When it comes to helping solve your customers’ problems not all chatbots are created equal, says Tess Tettelin, Conversation Designer at Chatlayer by Sinch…
Whether they’re engaging with banks, retailers, healthcare providers or telcos – today’s customers expect round-the-clock service. With the emergence of chatbots it’s now possible for businesses and organisations to meet these customer service demands head on. Unsurprisingly, the chatbot market is forecast to grow rapidly over the next few years, from $17.17billion in 2020 to $102.29billion by 2026.
But building a chatbot is only part of the solution. For bots to provide a truly personal and effortless customer experience, the interactions must be authentic and feel as natural as possible.
This is where conversation design comes in, using human conversation as a guide for designing natural-feeling digital interactions between humans and chatbots. Gone are the days that we had to understand computers; they are now learning to understand us.
Good conversation design makes sure that these digital systems are easy and intuitive to use, providing not just a functional, but also emotional user experience. It’s an opportunity for brands to establish a deep and long relationship with their customers.
So how do you build an efficient conversation? Read on for some key conversation design principles to make your next bot project a success...
1 Have a clear scope
Conversation design starts with a simple question: What is your chatbot going to be used for? In other words, what problems will it solve for your customers? Keep in mind that your bot can't do everything, so it’s better to pick a few use cases and do them well, rather than trying to do everything but doing it poorly. One way to state the bot’s capabilities (and manage user expectation) is by providing a clear introduction:
The bot on the left provides little context to what it’s capable of, setting itself up for failure. The bot on the right clearly states what it can do for the user, providing a clear framework for questions.
2 Put the user first
A good chatbot experience revolves around the user. When someone uses a chatbot to solve their problem, don’t push offers and discounts on them. Anticipate their needs and help them resolve their issue quickly and without distracting them. If you really want to use that conversation to ask a customer to sign up for the newsletter, or showcase new products, politely do so only after the customer completed their task. When a user seems upset, use empathy to make them feel heard and defuse the situation.

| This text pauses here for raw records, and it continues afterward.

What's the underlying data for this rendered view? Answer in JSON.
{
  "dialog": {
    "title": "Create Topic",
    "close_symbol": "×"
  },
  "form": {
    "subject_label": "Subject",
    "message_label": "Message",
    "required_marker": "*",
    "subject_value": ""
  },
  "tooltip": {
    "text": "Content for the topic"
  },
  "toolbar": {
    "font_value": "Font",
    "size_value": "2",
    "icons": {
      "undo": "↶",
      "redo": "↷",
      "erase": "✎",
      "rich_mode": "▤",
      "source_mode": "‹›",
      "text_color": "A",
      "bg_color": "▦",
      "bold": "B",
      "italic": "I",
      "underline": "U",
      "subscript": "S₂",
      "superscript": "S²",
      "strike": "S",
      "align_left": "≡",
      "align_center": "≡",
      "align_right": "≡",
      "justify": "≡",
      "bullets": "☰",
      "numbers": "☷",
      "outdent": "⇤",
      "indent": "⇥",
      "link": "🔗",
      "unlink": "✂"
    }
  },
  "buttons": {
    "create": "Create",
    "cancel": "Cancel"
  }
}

The bot on the left doesn’t acknowledge the user’s frustration, causing even more frustration. The bot on the right does use empathy and offers a promotion on top.
3 Keep moving forward
One of the most important principles of conversation design is to guide the user to the next step of their journey. Remember, they are interacting with your chatbot to successfully accomplish a task, but they may not know how to get there on their own. So, keep the experience conversational, take turns, and end each of your bot’s turns with a question, prompt or any other call to action.
The bot on the left answers the user’s question but doesn’t provide a follow-up prompt. The bot on the right does, by offering the option to buy a ticket straight away, providing a seamless experience to the user.
4 Be context-aware
Your chatbot needs to have contextual awareness if it wants to adequately resolve a problem. The more context-aware your bot is, the more conversational it can be. When a user is searching for hotel rooms available tonight in New York, for example, they don't want to see rooms available in Boston, or special flight deals. It’s clear that they’re already in New York and are trying to find a place to sleep.
The bot on the left picked up on the location but didn’t understand the keywords ‘hotel’ or ‘room’, which caused frustration. The bot on the right did recognise the context and could provide an excellent answer to the user’s question.
5 Prepare for errors
People make mistakes. We’re only human, after all. In a system interaction, how easy (or difficult) it is to recover from an error affects the rest of the user experience. People will only try so many times before getting frustrated and giving up. Make sure your chatbot can quickly resolve misunderstandings or is able to offer an alternative way to help. Avoid the dreaded “I don’t understand.”
The bot on the left repeats the same error message repeatedly, causing the user to get frustrated. The bot on the right has a cleverer way of not understanding the user’s input, offering an alternative way out.
So what does all that add up to?
Great chatbot experiences are those which enable you to resolve a problem or perform a specific task as quickly and effortlessly as possible.
Therefore, good conversation design plays a vital role in connecting intelligent bot design with positive customer experiences. Knowing how to channel your customers to their desired outcomes, or when to use humour and empathy, all help to create a customer experience which feels natural and authentic.
So when it’s time for you to build a chatbot, be sure to hire in a good conversation designer to ensure your project delivers maximum ROI.